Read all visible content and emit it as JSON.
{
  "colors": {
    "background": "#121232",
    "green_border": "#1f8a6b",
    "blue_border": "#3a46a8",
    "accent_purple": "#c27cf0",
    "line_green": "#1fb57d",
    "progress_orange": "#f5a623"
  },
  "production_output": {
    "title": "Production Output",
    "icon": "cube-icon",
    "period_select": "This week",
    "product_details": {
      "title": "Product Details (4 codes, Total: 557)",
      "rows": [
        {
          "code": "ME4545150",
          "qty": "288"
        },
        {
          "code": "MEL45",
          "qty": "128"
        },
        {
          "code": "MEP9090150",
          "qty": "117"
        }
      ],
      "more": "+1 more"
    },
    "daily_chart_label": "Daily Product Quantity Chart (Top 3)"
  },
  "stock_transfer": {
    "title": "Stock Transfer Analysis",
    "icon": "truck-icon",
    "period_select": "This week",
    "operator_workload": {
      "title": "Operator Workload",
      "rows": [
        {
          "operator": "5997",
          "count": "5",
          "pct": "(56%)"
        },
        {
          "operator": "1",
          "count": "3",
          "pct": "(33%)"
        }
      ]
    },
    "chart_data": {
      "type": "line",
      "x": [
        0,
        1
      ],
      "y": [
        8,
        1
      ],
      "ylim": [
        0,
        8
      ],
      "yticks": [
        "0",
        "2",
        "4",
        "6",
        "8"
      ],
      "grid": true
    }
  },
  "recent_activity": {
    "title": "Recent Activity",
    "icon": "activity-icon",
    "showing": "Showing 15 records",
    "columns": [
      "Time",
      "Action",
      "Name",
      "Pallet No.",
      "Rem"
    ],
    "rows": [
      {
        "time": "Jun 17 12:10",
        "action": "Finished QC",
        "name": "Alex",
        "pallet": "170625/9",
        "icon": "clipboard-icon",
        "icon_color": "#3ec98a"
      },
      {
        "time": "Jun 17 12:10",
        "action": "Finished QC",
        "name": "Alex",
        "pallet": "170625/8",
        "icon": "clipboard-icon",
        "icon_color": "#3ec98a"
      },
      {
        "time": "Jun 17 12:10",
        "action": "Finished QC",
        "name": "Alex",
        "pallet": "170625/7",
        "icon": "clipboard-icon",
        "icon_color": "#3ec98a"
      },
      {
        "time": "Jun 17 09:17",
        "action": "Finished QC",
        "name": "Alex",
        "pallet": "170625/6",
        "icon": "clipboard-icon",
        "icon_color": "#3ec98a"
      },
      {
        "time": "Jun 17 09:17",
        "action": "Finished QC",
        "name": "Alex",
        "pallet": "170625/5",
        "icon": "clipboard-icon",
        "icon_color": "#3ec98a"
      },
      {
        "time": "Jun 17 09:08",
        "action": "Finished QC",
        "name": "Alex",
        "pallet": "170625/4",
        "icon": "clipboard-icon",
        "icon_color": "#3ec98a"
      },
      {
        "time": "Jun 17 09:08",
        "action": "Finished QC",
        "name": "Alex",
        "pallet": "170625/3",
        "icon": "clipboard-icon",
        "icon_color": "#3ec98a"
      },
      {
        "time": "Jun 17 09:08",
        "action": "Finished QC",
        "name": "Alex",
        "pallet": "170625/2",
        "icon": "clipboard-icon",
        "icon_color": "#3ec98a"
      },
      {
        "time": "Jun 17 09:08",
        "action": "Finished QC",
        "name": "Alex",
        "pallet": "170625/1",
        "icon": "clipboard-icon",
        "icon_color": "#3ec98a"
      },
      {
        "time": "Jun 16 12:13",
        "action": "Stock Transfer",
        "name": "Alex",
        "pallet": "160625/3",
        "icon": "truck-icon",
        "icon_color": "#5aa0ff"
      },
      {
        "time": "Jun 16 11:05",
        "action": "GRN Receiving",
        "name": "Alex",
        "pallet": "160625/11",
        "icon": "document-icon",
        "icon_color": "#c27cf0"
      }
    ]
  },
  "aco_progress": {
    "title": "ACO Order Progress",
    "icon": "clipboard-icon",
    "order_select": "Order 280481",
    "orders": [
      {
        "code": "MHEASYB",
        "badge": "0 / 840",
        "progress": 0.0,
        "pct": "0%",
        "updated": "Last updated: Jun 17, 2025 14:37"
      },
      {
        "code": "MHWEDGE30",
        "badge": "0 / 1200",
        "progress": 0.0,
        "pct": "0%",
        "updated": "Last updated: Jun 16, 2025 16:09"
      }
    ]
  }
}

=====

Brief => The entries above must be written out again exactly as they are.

Response box =>
Read all visible content and emit it as JSON.
{
  "colors": {
    "background": "#121232",
    "green_border": "#1f8a6b",
    "blue_border": "#3a46a8",
    "accent_purple": "#c27cf0",
    "line_green": "#1fb57d",
    "progress_orange": "#f5a623"
  },
  "production_output": {
    "title": "Production Output",
    "icon": "cube-icon",
    "period_select": "This week",
    "product_details": {
      "title": "Product Details (4 codes, Total: 557)",
      "rows": [
        {
          "code": "ME4545150",
          "qty": "288"
        },
        {
          "code": "MEL45",
          "qty": "128"
        },
        {
          "code": "MEP9090150",
          "qty": "117"
        }
      ],
      "more": "+1 more"
    },
    "daily_chart_label": "Daily Product Quantity Chart (Top 3)"
  },
  "stock_transfer": {
    "title": "Stock Transfer Analysis",
    "icon": "truck-icon",
    "period_select": "This week",
    "operator_workload": {
      "title": "Operator Workload",
      "rows": [
        {
          "operator": "5997",
          "count": "5",
          "pct": "(56%)"
        },
        {
          "operator": "1",
          "count": "3",
          "pct": "(33%)"
        }
      ]
    },
    "chart_data": {
      "type": "line",
      "x": [
        0,
        1
      ],
      "y": [
        8,
        1
      ],
      "ylim": [
        0,
        8
      ],
      "yticks": [
        "0",
        "2",
        "4",
        "6",
        "8"
      ],
      "grid": true
    }
  },
  "recent_activity": {
    "title": "Recent Activity",
    "icon": "activity-icon",
    "showing": "Showing 15 records",
    "columns": [
      "Time",
      "Action",
      "Name",
      "Pallet No.",
      "Rem"
    ],
    "rows": [
      {
        "time": "Jun 17 12:10",
        "action": "Finished QC",
        "name": "Alex",
        "pallet": "170625/9",
        "icon": "clipboard-icon",
        "icon_color": "#3ec98a"
      },
      {
        "time": "Jun 17 12:10",
        "action": "Finished QC",
        "name": "Alex",
        "pallet": "170625/8",
        "icon": "clipboard-icon",
        "icon_color": "#3ec98a"
      },
      {
        "time": "Jun 17 12:10",
        "action": "Finished QC",
        "name": "Alex",
        "pallet": "170625/7",
        "icon": "clipboard-icon",
        "icon_color": "#3ec98a"
      },
      {
        "time": "Jun 17 09:17",
        "action": "Finished QC",
        "name": "Alex",
        "pallet": "170625/6",
        "icon": "clipboard-icon",
        "icon_color": "#3ec98a"
      },
      {
        "time": "Jun 17 09:17",
        "action": "Finished QC",
        "name": "Alex",
        "pallet": "170625/5",
        "icon": "clipboard-icon",
        "icon_color": "#3ec98a"
      },
      {
        "time": "Jun 17 09:08",
        "action": "Finished QC",
        "name": "Alex",
        "pallet": "170625/4",
        "icon": "clipboard-icon",
        "icon_color": "#3ec98a"
      },
      {
        "time": "Jun 17 09:08",
        "action": "Finished QC",
        "name": "Alex",
        "pallet": "170625/3",
        "icon": "clipboard-icon",
        "icon_color": "#3ec98a"
      },
      {
        "time": "Jun 17 09:08",
        "action": "Finished QC",
        "name": "Alex",
        "pallet": "170625/2",
        "icon": "clipboard-icon",
        "icon_color": "#3ec98a"
      },
      {
        "time": "Jun 17 09:08",
        "action": "Finished QC",
        "name": "Alex",
        "pallet": "170625/1",
        "icon": "clipboard-icon",
        "icon_color": "#3ec98a"
      },
      {
        "time": "Jun 16 12:13",
        "action": "Stock Transfer",
        "name": "Alex",
        "pallet": "160625/3",
        "icon": "truck-icon",
        "icon_color": "#5aa0ff"
      },
      {
        "time": "Jun 16 11:05",
        "action": "GRN Receiving",
        "name": "Alex",
        "pallet": "160625/11",
        "icon": "document-icon",
        "icon_color": "#c27cf0"
      }
    ]
  },
  "aco_progress": {
    "title": "ACO Order Progress",
    "icon": "clipboard-icon",
    "order_select": "Order 280481",
    "orders": [
      {
        "code": "MHEASYB",
        "badge": "0 / 840",
        "progress": 0.0,
        "pct": "0%",
        "updated": "Last updated: Jun 17, 2025 14:37"
      },
      {
        "code": "MHWEDGE30",
        "badge": "0 / 1200",
        "progress": 0.0,
        "pct": "0%",
        "updated": "Last updated: Jun 16, 2025 16:09"
      }
    ]
  }
}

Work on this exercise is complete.